Luke joined Terrence Higgins Trust’s reception in the Speaker’s House in Westminster, a few days ahead of World AIDS Day. The reception brought together politicians, campaigners, medics and people affected by HIV. The event was hosted by Mr Speaker, Rt. Hon John Bercow MP, and featured remarks by Public Health Minister, Steve Brine MP.
Over three decades after the HIV epidemic began in the UK, HIV was back at the top of the agenda in Parliament ahead of World AIDS Day (1 December).
Nearly 40 parliamentarians from across the political spectrum including Luke wore their red ribbons with pride, while reflecting on how far we’ve come, but how far we still have to go to end HIV transmissions in the UK.
The room was packed with people who are committed to making a life-changing difference to those living with HIV by influencing government policy, clinical practice or public awareness, including Luke
“I’m a proud member of Plymouth’s LGBT community and World AIDS Day continues to be incredibly important as a day of action, awareness and remembrance, so I’m pleased to offer my support to Terrence Higgins Trust’s #SeeRed campaign.”
“This year we have seen a decline in new HIV diagnoses across the country, and new medical advances mean that people living with HIV can now expect to have a normal life expectancy. However, we must not become complacent as HIV stigma continues to be one of the biggest barriers to people being tested for HIV and coming forward for support. No one must be left behind in the UK’s HIV response.”
“That’s why ahead of World Aids Day I took a free HIV test to show how easy it is. It took only 60 seconds to get my results. It’s so important we break down the stigma and barriers that surround our sexual health.”
Ian Green, Chief Executive of Terrence Higgins Trust, said:

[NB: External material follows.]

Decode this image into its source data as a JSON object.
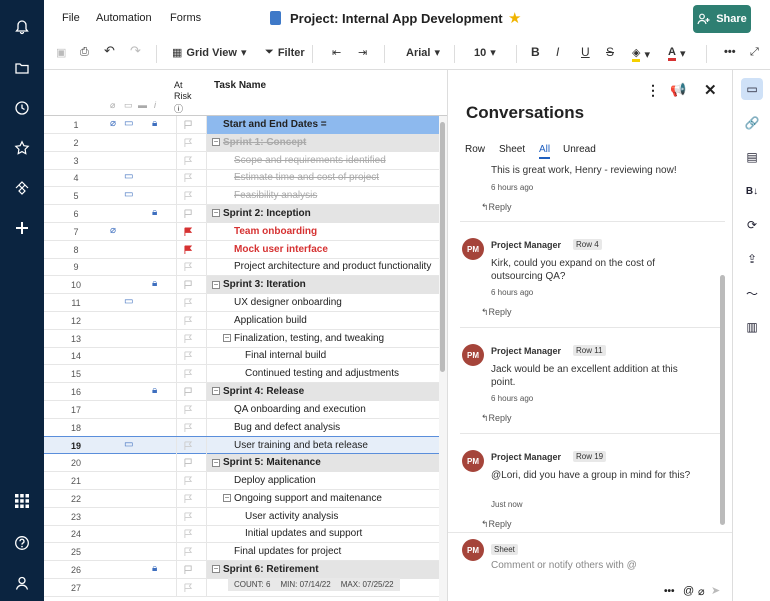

“We’re closer than ever to beating HIV. But we won’t get there until we stamp out stigma. We need to See Red. On Friday 1 December, people all over the world will wear a red ribbon with pride, without fear, shame or stigma. On World AIDS Day, the colour red represents solidarity, love, activism and remembrance. The more we See Red, the sooner we will end the HIV epidemic.”

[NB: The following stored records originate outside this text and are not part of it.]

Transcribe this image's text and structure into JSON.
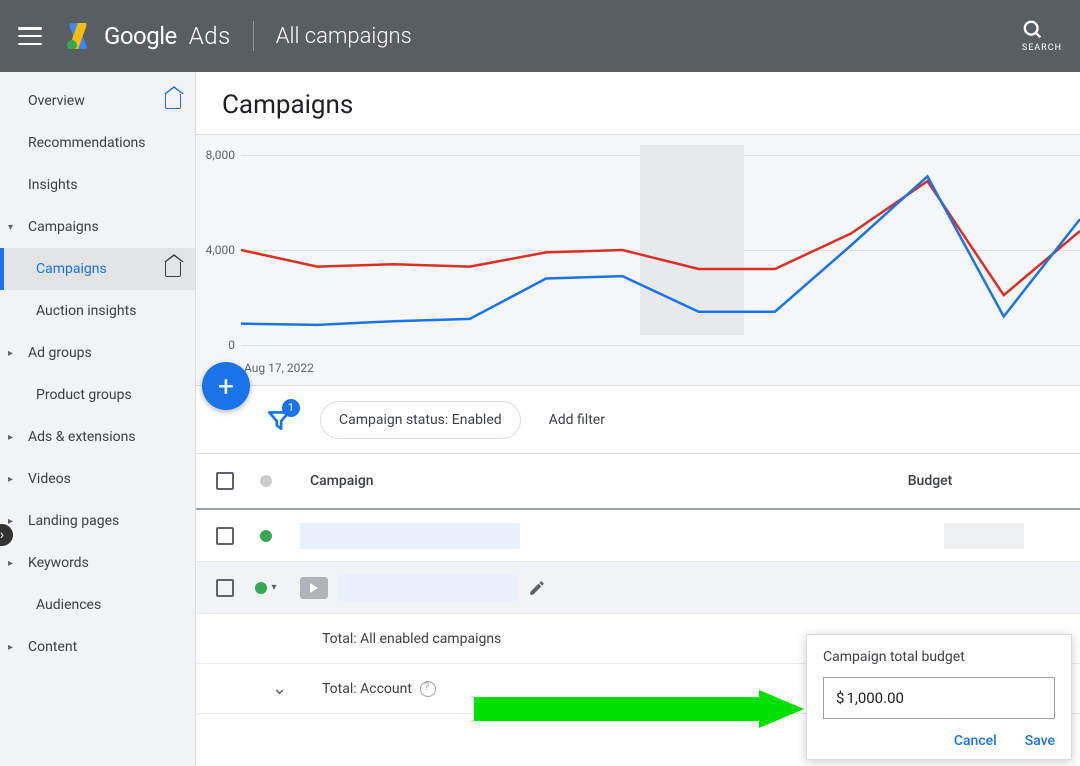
{
  "header": {
    "brand1": "Google",
    "brand2": "Ads",
    "title": "All campaigns",
    "search_label": "SEARCH"
  },
  "sidebar": {
    "items": [
      {
        "label": "Overview",
        "caret": "",
        "home": "blue"
      },
      {
        "label": "Recommendations",
        "caret": ""
      },
      {
        "label": "Insights",
        "caret": ""
      },
      {
        "label": "Campaigns",
        "caret": "▾"
      },
      {
        "label": "Campaigns",
        "caret": "",
        "active": true,
        "home": "dark"
      },
      {
        "label": "Auction insights",
        "caret": ""
      },
      {
        "label": "Ad groups",
        "caret": "▸"
      },
      {
        "label": "Product groups",
        "caret": ""
      },
      {
        "label": "Ads & extensions",
        "caret": "▸"
      },
      {
        "label": "Videos",
        "caret": "▸"
      },
      {
        "label": "Landing pages",
        "caret": "▸"
      },
      {
        "label": "Keywords",
        "caret": "▸"
      },
      {
        "label": "Audiences",
        "caret": ""
      },
      {
        "label": "Content",
        "caret": "▸"
      }
    ]
  },
  "page": {
    "title": "Campaigns"
  },
  "chart_data": {
    "type": "line",
    "ylim": [
      0,
      8000
    ],
    "yticks": [
      0,
      4000,
      8000
    ],
    "ytick_labels": [
      "0",
      "4,000",
      "8,000"
    ],
    "x_start_label": "Aug 17, 2022",
    "shaded_band": [
      0.475,
      0.6
    ],
    "series": [
      {
        "name": "red",
        "color": "#d93025",
        "values": [
          4000,
          3300,
          3400,
          3300,
          3900,
          4000,
          3200,
          3200,
          4700,
          6900,
          2100,
          4800
        ]
      },
      {
        "name": "blue",
        "color": "#1a73e8",
        "values": [
          900,
          850,
          1000,
          1100,
          2800,
          2900,
          1400,
          1400,
          4200,
          7100,
          1200,
          5300
        ]
      }
    ]
  },
  "filters": {
    "badge_count": "1",
    "chip": "Campaign status: Enabled",
    "add_filter": "Add filter",
    "fab": "+"
  },
  "table": {
    "columns": {
      "campaign": "Campaign",
      "budget": "Budget"
    },
    "summary_all": "Total: All enabled campaigns",
    "summary_account": "Total: Account"
  },
  "popup": {
    "title": "Campaign total budget",
    "currency": "$",
    "value": "1,000.00",
    "cancel": "Cancel",
    "save": "Save"
  }
}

“Our event in Parliament was an opportunity to talk to policy makers about all of these challenges ahead, as well as the importance of sustained government investment in HIV prevention and support services.”
Find out more about Terrence Higgins Trust’s current campaigns at www.tht.org.uk/campaigns